Search - Tchaikovsky, Eugene Ormandy, Colonel D. Keith Feltham :: Tchaikovsky: Symphony No. 4 / 1812 Overture / Marche Slave - Essential Classics

Tchaikovsky: Symphony No. 4 / 1812 Overture / Marche Slave - Essential Classics
Tchaikovsky, Eugene Ormandy, Colonel D. Keith Feltham
Tchaikovsky: Symphony No. 4 / 1812 Overture / Marche Slave - Essential Classics
Genre: Classical
 
  •  Track Listings (6) - Disc #1


      
?

Larger Image
Listen to Samples

CD Details


Similarly Requested CDs

 

CD Reviews

"The Philadelphia Sound" in all its glory
John Grabowski | USA | 12/07/2003
(4 out of 5 stars)

"You get pretty much what you expect with this album, if you know anything about Eugene Ormandy and the Philadelphia Orchestra's legacy. Strings are rich and smooth. Winds have that woody "Old World" sound and vibrato. Brass and percussion are restrained.The Fourth Symphony gets the treatment in moderate tempi and dynamics; volume tends to stay in the mf range and never falls below p or goes above f. Accents are softened. For a radical contrast (and, in all honesty, a better account of the symphony) you should check out Mravinsky's account on DG: he finds more profundity than Ormandy, although the Philadelphias are more polished.Ormandy doesn't quite find the pathos in the work that others do, and his is more emotion recollected in (relative) tranquility. This is not to say the performance is dull, but it is not white-hot, like Bernstein's, or melodramatic, like Mravinsky's, or steely, like Monteaux's. A little annoyingly, Ormandy does not observe the considerably detailed dynamic markings in the score. (This was a common fault of his; he was never obsessed with detail and tended to be concerned with the overall sheen, the "big picture" or perhaps more accurately, "big sound.")I can't really review the 1812 Overture, because I hate it, so I'll leave you to other Amazon reviewers for an evaluation of that. (Seems to me, though, that the Philly under EO might be a little too "rounded" and "smooth" to do that work justice.) As for the Marche Slave, while this one is good, the definitive reading of that work remains Leopold Stokowski (Ormandy's predecessor in Philly!) and the London Symphony Orchestra, recorded in 1969 for London Records. If you can find that recording, which also has a stunning Firebird Suite and a fun Night on Bald Mountain, grab it. The piece on this disc is nice filler."
You'll get what you pay for
rhymeswithpellet | Boston, MA | 06/05/2006
(3 out of 5 stars)

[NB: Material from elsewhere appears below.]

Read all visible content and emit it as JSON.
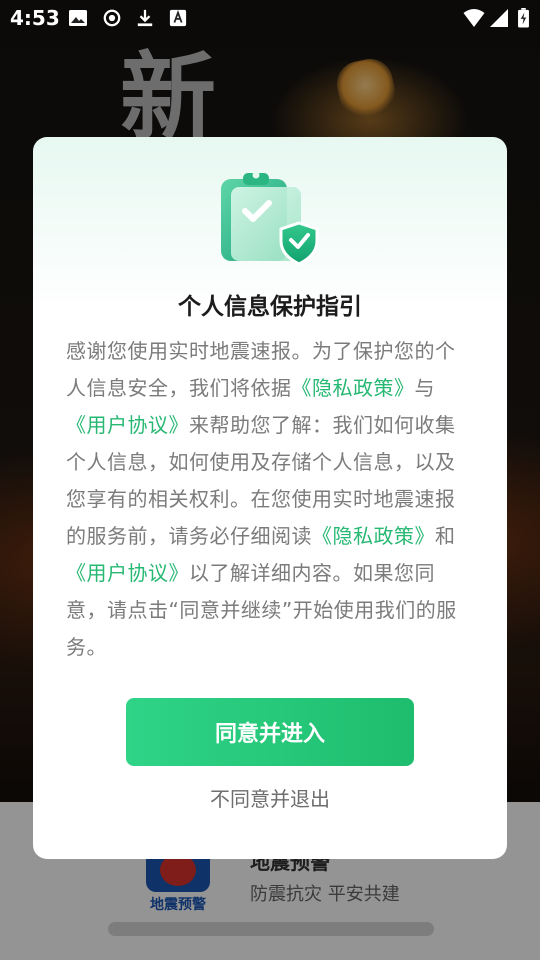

"I was suckered into this recording by the rather cheap price, thinking that Ormandy would work his magic with the Philadelphia Orchestra. Ormandy does take a very moderate interpretation, both in terms of tempo and dynamic, which I thought to be perfectly acceptable for Tchaikovsky. However, I did not find this to be a particularly riviting performance of any of the works, for two reasons.

First, intonation is a consistant problem throughout the disk, especially in the brass instruments. The begining of the 1812 Overture is particularly sloppy in the choir, both on intonation, as well as rhythmic precision.

Second, the style is a bit 'un-Russian'. Many of the notes that (I believe) should be played as long as possible, are clipped off, and played staccato (separated, short). For example in the opening fanfare of the Fourth Symphony, the first five notes are played so separated, it sounds weak.

The bottom line: You can get better recordings. I would take Mr. Grabowski's advice of getting the Mravinsky recording or you might want to check out Karajan's recording with the Berlin Philharmonic."